“While both countries argue that their engagement with the continent is non-ideological and has no imperialist goals, the new relations of trade look much like the old.”

Indian Prime Minister Manmohan Singh’s attendance at the Second Africa-India Summit in Addis Ababa, Ethiopia this past May marked his fourth visit to the continent in his eight years in office. For Singh, such summits are designed to “respond to the needs and priorities of Africa and for India.” The relationship between Africa and India is one “based on equality, mutual trust and a consultative and transparent approach,” he continued. “It is a living embodiment of South-South cooperation.” For the Indian state, it also signifies the triumphant success of its “bilateral” relationship with Africa, one that has granted lucrative access to Africa’s vast resources while cultivating influence with Africa’s political elite. Other Indian and international commentators, however, hail these summits as India’s challenge [4] to China’s oversized [5] role on the continent. Meanwhile, the ever-compromised African Union seem to follow Robert Mugabe’s assertion [6] that Africa has “turned east, where the sun rises, and given [its] back to the west, where the sun sets.” Continue reading

France Eyes New Tack To Profit In Africa

What the last Scramble for Africa looked like, 100 years ago

(The neo-colonial scramble for Africa is neither identical nor less oppressive.  Now France is putting on a new face).

June 01, 2010

By DON MELVIN, Associated Press Writer

NICE, France (AP) China’s investment in Africa has increased so much in recent years that some Africans fear a new form of colonialism.

Now, France, one of the continent’s old colonial masters, is looking to Africa with outstretched hands, working to imitate China and step up its own investment there.

To send that message, French President Nicolas Sarkozy opened this week’s 25th Africa-France summit for the first time to captains of industry as part of his bid to get “made in France” labels on bridges, roads and other infrastructure now made by China and to increase Europe’s influence in Africa once again.

Africa “is not the only place where Europe’s influence is on the wane, and we should accept it,” Andris Piebalgs, the European Union’s development minister told The Associated Press at the summit Tuesday.
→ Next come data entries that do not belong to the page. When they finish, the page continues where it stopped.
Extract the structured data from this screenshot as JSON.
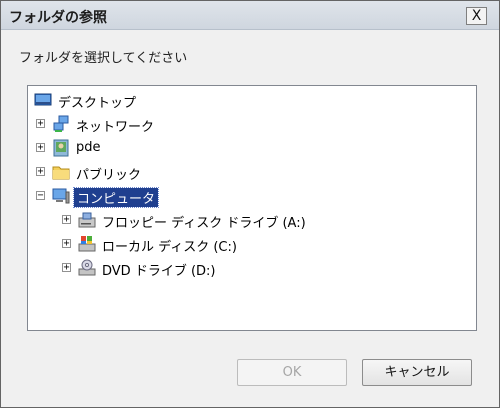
{
  "window": {
    "title": "フォルダの参照",
    "close_glyph": "X"
  },
  "prompt": "フォルダを選択してください",
  "tree": {
    "root": {
      "label": "デスクトップ",
      "icon": "desktop-icon"
    },
    "items": [
      {
        "label": "ネットワーク",
        "icon": "network-icon",
        "expander": "+"
      },
      {
        "label": "pde",
        "icon": "user-folder-icon",
        "expander": "+"
      },
      {
        "label": "パブリック",
        "icon": "folder-icon",
        "expander": "+"
      },
      {
        "label": "コンピュータ",
        "icon": "computer-icon",
        "expander": "−",
        "selected": true
      },
      {
        "label": "フロッピー ディスク ドライブ (A:)",
        "icon": "floppy-drive-icon",
        "expander": "+"
      },
      {
        "label": "ローカル ディスク (C:)",
        "icon": "local-disk-icon",
        "expander": "+"
      },
      {
        "label": "DVD ドライブ (D:)",
        "icon": "dvd-drive-icon",
        "expander": "+"
      }
    ]
  },
  "buttons": {
    "ok": "OK",
    "cancel": "キャンセル"
  },
  "colors": {
    "selection": "#1f3f8f",
    "dialog_bg": "#f0f0f0",
    "disabled_text": "#a6a6a6"
  }
}
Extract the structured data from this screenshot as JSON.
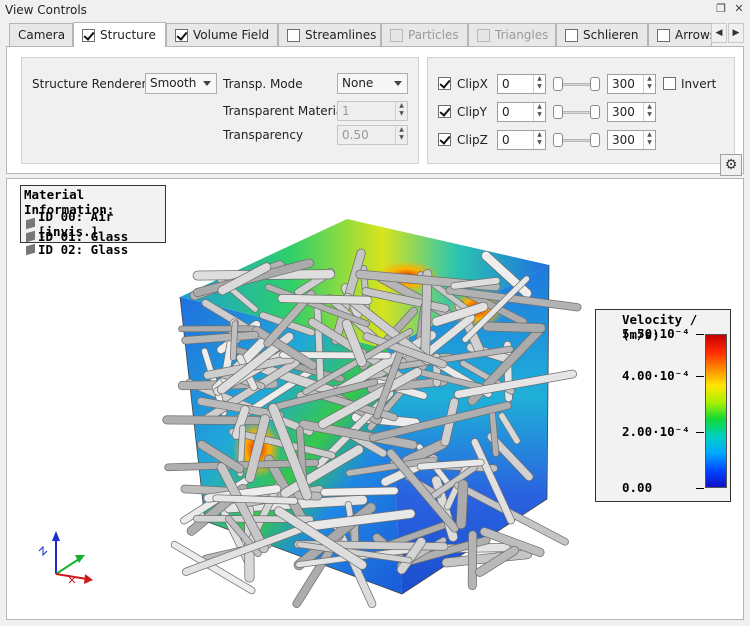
{
  "window": {
    "title": "View Controls"
  },
  "tabs": [
    {
      "label": "Camera",
      "has_checkbox": false,
      "checked": false,
      "disabled": false,
      "active": false
    },
    {
      "label": "Structure",
      "has_checkbox": true,
      "checked": true,
      "disabled": false,
      "active": true
    },
    {
      "label": "Volume Field",
      "has_checkbox": true,
      "checked": true,
      "disabled": false,
      "active": false
    },
    {
      "label": "Streamlines",
      "has_checkbox": true,
      "checked": false,
      "disabled": false,
      "active": false
    },
    {
      "label": "Particles",
      "has_checkbox": true,
      "checked": false,
      "disabled": true,
      "active": false
    },
    {
      "label": "Triangles",
      "has_checkbox": true,
      "checked": false,
      "disabled": true,
      "active": false
    },
    {
      "label": "Schlieren",
      "has_checkbox": true,
      "checked": false,
      "disabled": false,
      "active": false
    },
    {
      "label": "Arrows",
      "has_checkbox": true,
      "checked": false,
      "disabled": false,
      "active": false
    }
  ],
  "structure": {
    "renderer_label": "Structure Renderer",
    "renderer_value": "Smooth",
    "transp_mode_label": "Transp. Mode",
    "transp_mode_value": "None",
    "transp_material_label": "Transparent Material",
    "transp_material_value": "1",
    "transparency_label": "Transparency",
    "transparency_value": "0.50"
  },
  "clip": {
    "rows": [
      {
        "label": "ClipX",
        "checked": true,
        "min": "0",
        "max": "300"
      },
      {
        "label": "ClipY",
        "checked": true,
        "min": "0",
        "max": "300"
      },
      {
        "label": "ClipZ",
        "checked": true,
        "min": "0",
        "max": "300"
      }
    ],
    "invert_label": "Invert",
    "invert_checked": false
  },
  "material_info": {
    "title": "Material Information:",
    "items": [
      "ID 00: Air [invis.]",
      "ID 01: Glass",
      "ID 02: Glass"
    ]
  },
  "legend": {
    "title": "Velocity / (m/s)",
    "ticks": [
      {
        "label": "5.50·10⁻⁴",
        "frac": 1.0
      },
      {
        "label": "4.00·10⁻⁴",
        "frac": 0.727
      },
      {
        "label": "2.00·10⁻⁴",
        "frac": 0.364
      },
      {
        "label": "0.00",
        "frac": 0.0
      }
    ]
  },
  "colors": {
    "accent": "#0078d7",
    "fiber": "#d0d0d0",
    "field_blue": "#1f6fe0",
    "field_red": "#d81e00"
  }
}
He said Europe needed “to learn from the positive Chinese experience.”

The tables have turned on the French in Africa, once at the heart of its colonial empire. Continue reading